There are so many independent contractor cases that go against the employers that when one goes the other way, it is a big deal. That is what has just happened with a Costco contractor who alleged the Company misclassified her to avoid paying her overtime. The case is entitled Williams v. Costco and issued from the Ninth Circuit Court of Appeals. The appellate court affirmed a lower court decision, where the Judge found that the Company did not have sufficient control over her activities and her roadshow job was not integral to the Company’s business.
These workers are in-store demonstrators; they provide sample products to customers who could then purchase those products. The Ninth Circuit wrote that “she presented no evidence to dispute Costco’s factual assertions and no evidence to suggest that, notwithstanding the distinctions identified by Costco, roadshows are sufficiently similar to Costco’s other selling activities to fall within its usual course of business.”
The plaintiff argued that Costco controlled her work activity by mandating that roadshow booths were to be manned at all times, as well as giving guidelines for appropriate dress. The Company responded by asserting that it told its suppliers, not the roadshow workers, that the booths should be staffed at all times and that the demonstrators had to (naturally) be dressed appropriately. The Court agreed, also rejecting the contention that the plaintiff’s direct interactions with Costco staff without a supplier supervisor being present meant that Costco controlled her working conditions.

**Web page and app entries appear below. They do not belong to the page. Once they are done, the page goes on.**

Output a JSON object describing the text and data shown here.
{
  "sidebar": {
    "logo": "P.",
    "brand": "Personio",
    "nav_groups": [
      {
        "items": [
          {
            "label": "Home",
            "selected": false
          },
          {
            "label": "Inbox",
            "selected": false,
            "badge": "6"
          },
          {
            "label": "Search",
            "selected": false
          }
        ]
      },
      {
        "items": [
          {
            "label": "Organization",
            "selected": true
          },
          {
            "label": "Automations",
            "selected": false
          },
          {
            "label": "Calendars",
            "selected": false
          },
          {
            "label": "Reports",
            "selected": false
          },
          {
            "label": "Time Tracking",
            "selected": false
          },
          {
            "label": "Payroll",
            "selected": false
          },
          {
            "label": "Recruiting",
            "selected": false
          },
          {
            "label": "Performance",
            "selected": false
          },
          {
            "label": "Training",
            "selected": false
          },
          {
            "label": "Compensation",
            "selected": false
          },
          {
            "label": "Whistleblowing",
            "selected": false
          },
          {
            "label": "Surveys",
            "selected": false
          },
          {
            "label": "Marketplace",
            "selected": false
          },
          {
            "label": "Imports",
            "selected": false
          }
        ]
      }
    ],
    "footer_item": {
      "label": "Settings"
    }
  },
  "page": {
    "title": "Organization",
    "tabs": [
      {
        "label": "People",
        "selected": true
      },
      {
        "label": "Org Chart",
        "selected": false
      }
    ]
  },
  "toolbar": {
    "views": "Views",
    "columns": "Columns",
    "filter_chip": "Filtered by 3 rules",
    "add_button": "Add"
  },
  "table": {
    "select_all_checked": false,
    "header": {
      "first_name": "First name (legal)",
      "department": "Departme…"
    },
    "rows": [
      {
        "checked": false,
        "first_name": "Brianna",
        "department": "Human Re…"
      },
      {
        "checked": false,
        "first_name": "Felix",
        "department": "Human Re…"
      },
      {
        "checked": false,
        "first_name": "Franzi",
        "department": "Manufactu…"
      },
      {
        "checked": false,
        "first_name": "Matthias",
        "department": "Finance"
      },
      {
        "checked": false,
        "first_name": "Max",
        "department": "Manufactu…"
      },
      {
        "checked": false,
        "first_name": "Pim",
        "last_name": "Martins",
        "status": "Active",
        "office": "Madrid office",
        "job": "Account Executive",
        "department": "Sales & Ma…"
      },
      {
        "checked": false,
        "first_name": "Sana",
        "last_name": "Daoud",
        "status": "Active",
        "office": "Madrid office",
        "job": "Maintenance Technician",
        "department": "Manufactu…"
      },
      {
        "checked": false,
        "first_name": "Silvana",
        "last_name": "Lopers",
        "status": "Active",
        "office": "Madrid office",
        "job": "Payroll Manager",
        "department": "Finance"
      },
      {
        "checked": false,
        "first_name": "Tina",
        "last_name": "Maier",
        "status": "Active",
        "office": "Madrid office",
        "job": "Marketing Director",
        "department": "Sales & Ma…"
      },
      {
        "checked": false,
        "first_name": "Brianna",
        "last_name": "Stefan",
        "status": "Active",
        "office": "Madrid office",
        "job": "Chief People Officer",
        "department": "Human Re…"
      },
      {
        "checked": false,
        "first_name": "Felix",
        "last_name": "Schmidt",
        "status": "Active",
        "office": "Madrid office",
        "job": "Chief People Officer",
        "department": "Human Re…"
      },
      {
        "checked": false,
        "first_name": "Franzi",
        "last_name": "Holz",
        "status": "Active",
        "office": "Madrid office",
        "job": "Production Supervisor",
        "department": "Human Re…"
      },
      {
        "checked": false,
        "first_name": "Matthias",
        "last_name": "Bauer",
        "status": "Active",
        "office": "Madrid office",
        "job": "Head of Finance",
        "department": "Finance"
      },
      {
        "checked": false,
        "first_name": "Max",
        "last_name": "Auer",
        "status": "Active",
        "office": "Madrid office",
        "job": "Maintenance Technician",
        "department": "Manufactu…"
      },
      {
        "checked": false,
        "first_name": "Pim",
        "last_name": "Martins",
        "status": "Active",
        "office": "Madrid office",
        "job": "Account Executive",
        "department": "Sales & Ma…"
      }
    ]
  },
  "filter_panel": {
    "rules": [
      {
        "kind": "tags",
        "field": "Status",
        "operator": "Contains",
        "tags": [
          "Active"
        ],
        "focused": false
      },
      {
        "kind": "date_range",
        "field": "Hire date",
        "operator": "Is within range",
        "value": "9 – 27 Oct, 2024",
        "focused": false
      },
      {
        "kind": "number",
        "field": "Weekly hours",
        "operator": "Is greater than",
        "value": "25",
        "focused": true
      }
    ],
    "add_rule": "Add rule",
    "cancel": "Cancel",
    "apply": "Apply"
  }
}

The Ninth Circuit also disagreed that the plaintiff’s work was integral to Costco’s main business. The lower court had concluded that the work of a demonstrator was not within the “usual course of business.” Further, as the Company did not control work hours or working conditions, the (very onerous for employers) ABC test did not apply. Lastly, the plaintiff’s claim that Costco jointly (with the supplier) employed her because she had a Costco badge and was admonished for leaving her merchandise display station also fell on deaf ears.
I like this holding because the Court, quite importantly, made the finding that the work of this person was not integral to the business of Costco. Many independent contractor defenses founder on that issue, such as a trucking company hiring a truck driver and deeming him an independent contractor, because driving a truck is an integral part of the business if a trucking company, as oppose to someone fixing a hole in the roof. Also, the Court emphasized the lack of control, giving short shrift to the contention that wearing a badge of the entity shows control.
All in all, a good roadmap…